They gave Trump the Information. They gave Trump the gift.
Trump gathered up the strands of the information. He liked facts if they made him look good. He liked the lies if they made him look better. He encouraged magical thinking. He encouraged bigoted thinking. He encouraged anything that redounded to the glory of Trump.
For our purposes, it does not matter that the Trump voters were wrong about the major issues. (They’d been lied to by religious demagogues who kept getting elected by keeping their voters stupid). Climate change is real; immigrants do not kill people more than non-immigrants; there is no voter ID scandal; Hillary Clinton’s emails were not evidence of corruption, or Satanism, or pedophilia.
But their wrongness was not the point; reporters report what’s going on, and what was real was what animated the base. You have to report on what the people are feeling, not just those emotions you approve of. “Truthiness” is a lovely word for a lovely concept, but it is not an excuse for lousy reporting. How did Trump voters view the world? What were they saying among themselves? That’s a story. That’s some information. Maybe it’s distasteful to your delicate sensibilities, but it’s what’s going on.
It’s hard to talk about racism. It seems impolite to accuse someone of racism. Racial slurs: So tacky. But if racism is what’s going on, then you better talk about it, bucko. If hating Obamacare is all about hating a black president (and, really, it must be), then say that. Liberals think that by wiping prejudice out of the language, they wipe it out of the culture. Nope. Forget for a moment about speaking truth to power; how about speaking truth to us?
If someone had done that, maybe someone would not have been surprised. If someone had known about that earlier, maybe someone would have had a firmer grip on reality. For people so prideful about their proximity to the truth, the media were surprisingly deep in a fantasy world.
(I hope it is clear that I am including myself in all this. I had a platform, but I didn’t think it was my job to move out of my comfortable belief system. Maybe it should have been, after all. Maybe I was cavalier with the gift. In fact, let’s say I was. I was. My bad.)
The media no longer have control of the Information.

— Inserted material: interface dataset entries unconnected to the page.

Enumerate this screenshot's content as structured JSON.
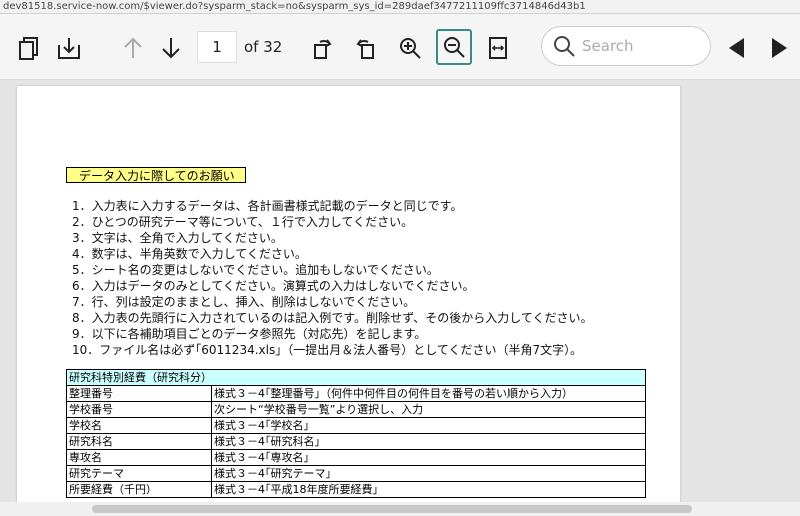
{
  "url": "dev81518.service-now.com/$viewer.do?sysparm_stack=no&sysparm_sys_id=289daef3477211109ffc3714846d43b1",
  "toolbar": {
    "page_current": "1",
    "page_total": "of 32",
    "search_placeholder": "Search"
  },
  "document": {
    "notice_title": "データ入力に際してのお願い",
    "items": [
      "1．入力表に入力するデータは、各計画書様式記載のデータと同じです。",
      "2．ひとつの研究テーマ等について、１行で入力してください。",
      "3．文字は、全角で入力してください。",
      "4．数字は、半角英数で入力してください。",
      "5．シート名の変更はしないでください。追加もしないでください。",
      "6．入力はデータのみとしてください。演算式の入力はしないでください。",
      "7．行、列は設定のままとし、挿入、削除はしないでください。",
      "8．入力表の先頭行に入力されているのは記入例です。削除せず、その後から入力してください。",
      "9．以下に各補助項目ごとのデータ参照先（対応先）を記します。",
      "10．ファイル名は必ず｢6011234.xls｣（一提出月＆法人番号）としてください（半角7文字）。"
    ],
    "table_header": "研究科特別経費（研究科分）",
    "table_rows": [
      {
        "field": "整理番号",
        "ref": "様式３－4｢整理番号｣（何件中何件目の何件目を番号の若い順から入力）"
      },
      {
        "field": "学校番号",
        "ref": "次シート“学校番号一覧”より選択し、入力"
      },
      {
        "field": "学校名",
        "ref": "様式３－4｢学校名｣"
      },
      {
        "field": "研究科名",
        "ref": "様式３－4｢研究科名｣"
      },
      {
        "field": "専攻名",
        "ref": "様式３－4｢専攻名｣"
      },
      {
        "field": "研究テーマ",
        "ref": "様式３－4｢研究テーマ｣"
      },
      {
        "field": "所要経費（千円）",
        "ref": "様式３－4｢平成18年度所要経費｣"
      }
    ]
  }
}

But they still have some of the gift left. They don’t have a clue — we none us have a clue yet. If we’re all going to be partners in this adventure in democracy, fine. But if you’re still going to spend a lot of time demonstrating how very cool you are, then prattle on somewhere else.
And stop telling me about iron triangles. Do you really think there’s an iron anything around D.C. just now? We have a government that doesn’t know how to govern, and all bets are off. But hey, go find the information. It’s gotta be there. Please find it. We do need you, and we sort of trust you some of the time, but you gotta do a better job.